Safety concerns are behind the unprecedented recall of more than 10 million Fisher-Price tricycles, toys and high chairs.

The U.S. Consumer Product Safety Commission said Thursday that 7 million of the recalled products involve Fisher-Price Trikes and Tough Trikes toddler tricycles. Near the seat on the trikes is a plastic key that juts out and can cause injuries, including genital bleeding, according to the Associated Press.

The toy maker is also recalling more than 1 million Healthy Care, Easy Clean and Close to Me High Chairs, the commission said. Kids can be injured by pegs on the rear of the high chairs that are meant for tray storage.

Commission Chairwoman Inez Tenenbaum applauded Fisher-Price for "taking the right steps by agreeing to these recalls and offering consumers free repairs or replacement," the AP said. However, she said toy makers must be more safety conscious before their products reach stores.

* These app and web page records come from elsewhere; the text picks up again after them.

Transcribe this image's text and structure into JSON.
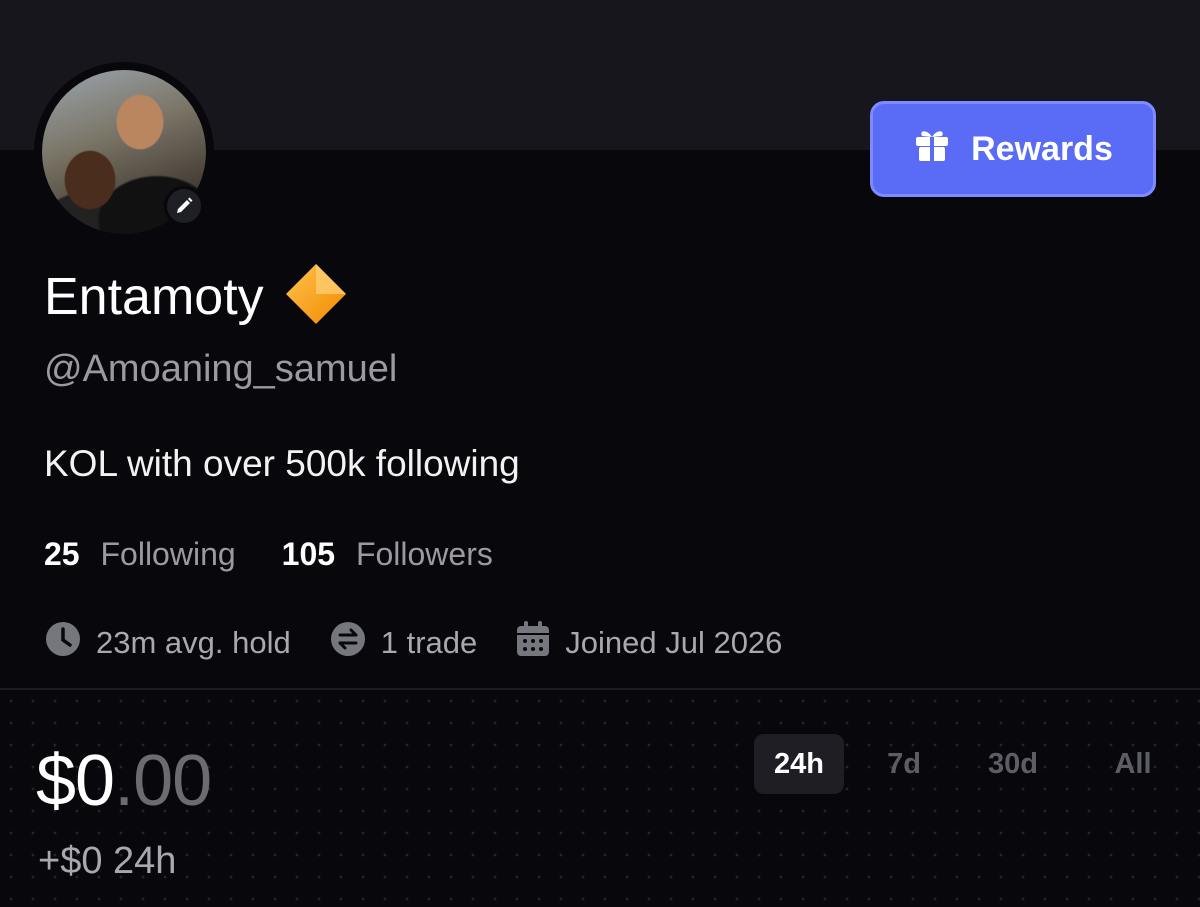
{
  "header": {
    "rewards_label": "Rewards",
    "rewards_icon": "gift-icon",
    "accent_color": "#5a6cf6"
  },
  "profile": {
    "avatar_alt": "profile photo",
    "edit_icon": "pencil-icon",
    "name": "Entamoty",
    "badge_icon": "orange-diamond-icon",
    "handle": "@Amoaning_samuel",
    "bio": "KOL with over 500k following",
    "following_count": "25",
    "following_label": "Following",
    "followers_count": "105",
    "followers_label": "Followers",
    "stats": [
      {
        "icon": "clock-icon",
        "text": "23m avg. hold"
      },
      {
        "icon": "swap-icon",
        "text": "1 trade"
      },
      {
        "icon": "calendar-icon",
        "text": "Joined Jul 2026"
      }
    ]
  },
  "portfolio": {
    "balance_int": "$0",
    "balance_dec": ".00",
    "change": "+$0 24h",
    "tabs": [
      {
        "label": "24h",
        "active": true
      },
      {
        "label": "7d",
        "active": false
      },
      {
        "label": "30d",
        "active": false
      },
      {
        "label": "All",
        "active": false
      }
    ]
  }
}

In addition, choking hazards prompted the recalls of more than 2.8 million other toys that have valves that can detach from inflatable balls. They include: Baby Playzone Crawl & Cruise Playground toys; Baby Playzone Crawl & Slide Arcade toys, Baby Gymtastics Play Wall toys; Ocean Wonders Kick & Crawl Aquarium toys; 1-2-3 Tetherball toys and Bat & Score Goal toys. About 100,000 Fisher-Price Little People Wheelies Stand 'n Play Rampway toys are also being recalled because of wheels that can come off.

The company's Web site at http://www.service.mattel.com has more information on the recalled products' dates of sale and model numbers.